2) Did Mr Howes “Consider the likely consequences for the Council of his (my insertion) statement. Once again I don’t think so. Bearing in mind his blaming of others and his statement that he is not the £121,000 Director of Corporate Services at weekends I believe that Mr Howes may have generated a negative “jobsworth” impression of TDC which is not something which would normally be expected from one of of its highest paid officers.

4) Did Mr Howe’s comments “result in adverse public comment to the detriment of the Council and the service”? Yes, in my opinion, they did and this is precisely why I am writing this blog post because I believe Mr Howes was wrong to become involved in this Facebook discussion and because I believe his comments were not helpful. I am not alone in this view and others on Facebook were less than impressed with Mr Howes intervention.

5) Before making his comments on social media about rubbish collection did Mr Howes consult , as is constitutionally required, with TDCs Communictions Team? Did he consult with the Cabinet member with political responsibility for street cleaning Councillor Suzanne Brimm? Did he consult with the Director of Operational Services, Gavin Waite, who is responsible for managing the street cleaning teams? I don’t know the answer to these questions, but I have a suspicion the answer may be no, which brings me to some much a more serious points.

It is my understanding that the number of street cleaners and refuse collection staff, who are virtually all employed via employment agencies, rather than directly by TDC, have been massively reduced in the past 2-3 years, which might explain why bags of rubbish are often left uncollected in Ramsgate and elsewhere in Thanet. I have now submitted a Freedom of Information request to find out by exactly how much the staffing levels of these services have been reduced over the past 3 years and I will post a blog as soon as I get answers from TDC.

But most worrying of all, recent and extensive media coverage about the aftermath of the appalling Grenfell Tower disaster has focused on an alleged culture of unresponsiveness, aloofness, disdain and a lack of effective team working at higher management levels in Kensington and Chelsea Council. This unacceptable management culture is alleged to be one of the reasons why Kensington and Chelsea Council is said to have failed abysmally to cope effectively and compassionately with the dreadful, heartbreaking, tragedy. It is also said to be one of the reasons why the Chief Executive and Leader of Kensington and Chelsea Council were forced to resign and one of the reasons why the Government was forced to send in outsiders to takeover over the running of many of the council’s key services.

Not that I saying for a moment that TDC is in the same managerial position as Kensington and Chelsea Council. It is not.
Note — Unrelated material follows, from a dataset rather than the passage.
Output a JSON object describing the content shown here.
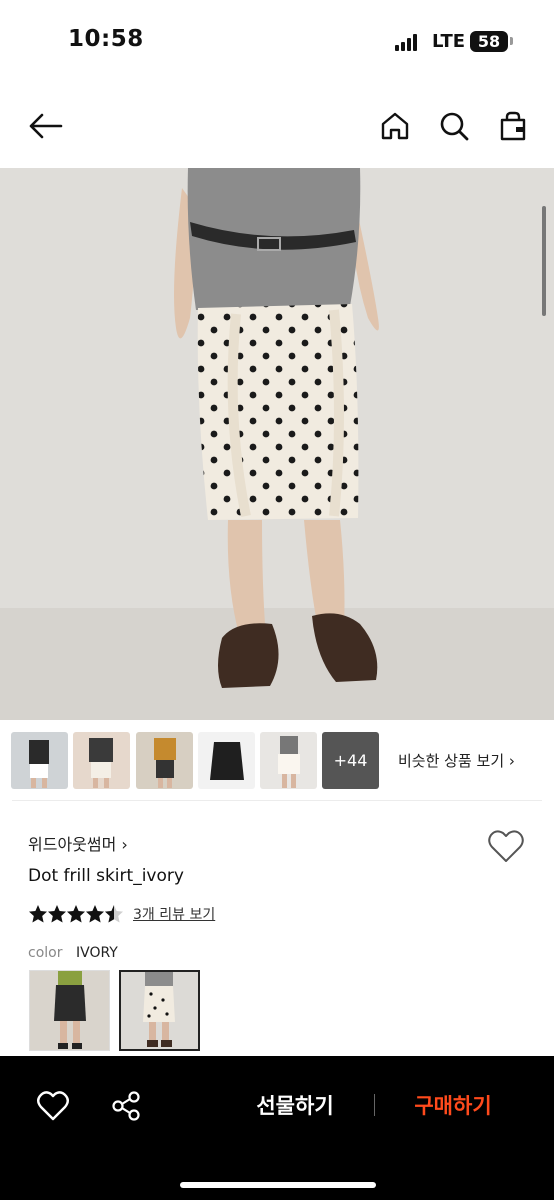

But Mr Howes comments, if indeed the commentator was Mr Howes, reflect, in my opinion, a lack of pro-activity and sympathy in heeding residents legitimate concerns and an unfortunate “jobsworth” attitude to the out of hours responsibilities of one of the Council’s most senior and well paid officers. Furthermore, his comments about services he is not responsible for managing, if made without consultation with colleague directors and cabinet members, demonstrate a worrying lack of corporate cohesion at the most senior levels within TDC.
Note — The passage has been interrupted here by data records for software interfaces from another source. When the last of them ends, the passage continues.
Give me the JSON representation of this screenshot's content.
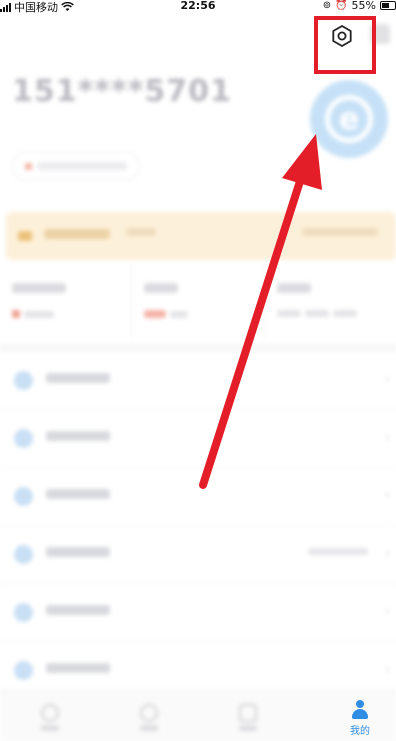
{
  "status_bar": {
    "carrier": "中国移动",
    "time": "22:56",
    "battery": "55%"
  },
  "profile": {
    "phone": "151****5701"
  },
  "tabbar": {
    "active_label": "我的"
  },
  "icons": {
    "settings": "settings-gear-icon",
    "wifi": "wifi-icon",
    "signal": "signal-icon",
    "battery": "battery-icon",
    "alarm": "alarm-icon",
    "lock_rotation": "rotation-lock-icon"
  },
  "colors": {
    "annotation_red": "#e41e28",
    "accent_blue": "#2f8de4"
  }
}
Whilst these matters are clearly not on par with Kensington and Chelsea Council it is nevertheless important for the Leader of the Councillor Chris Wells and the Chief Excutive to investigate this incident and ensure similar comments are not posted by well paid senior managers again. As they say its always best for those in charge to nip even the most minor examples of bad practice in the bud before they become endemic within an organisation, preventing it from being as effective as it could be in the event of a major crisis.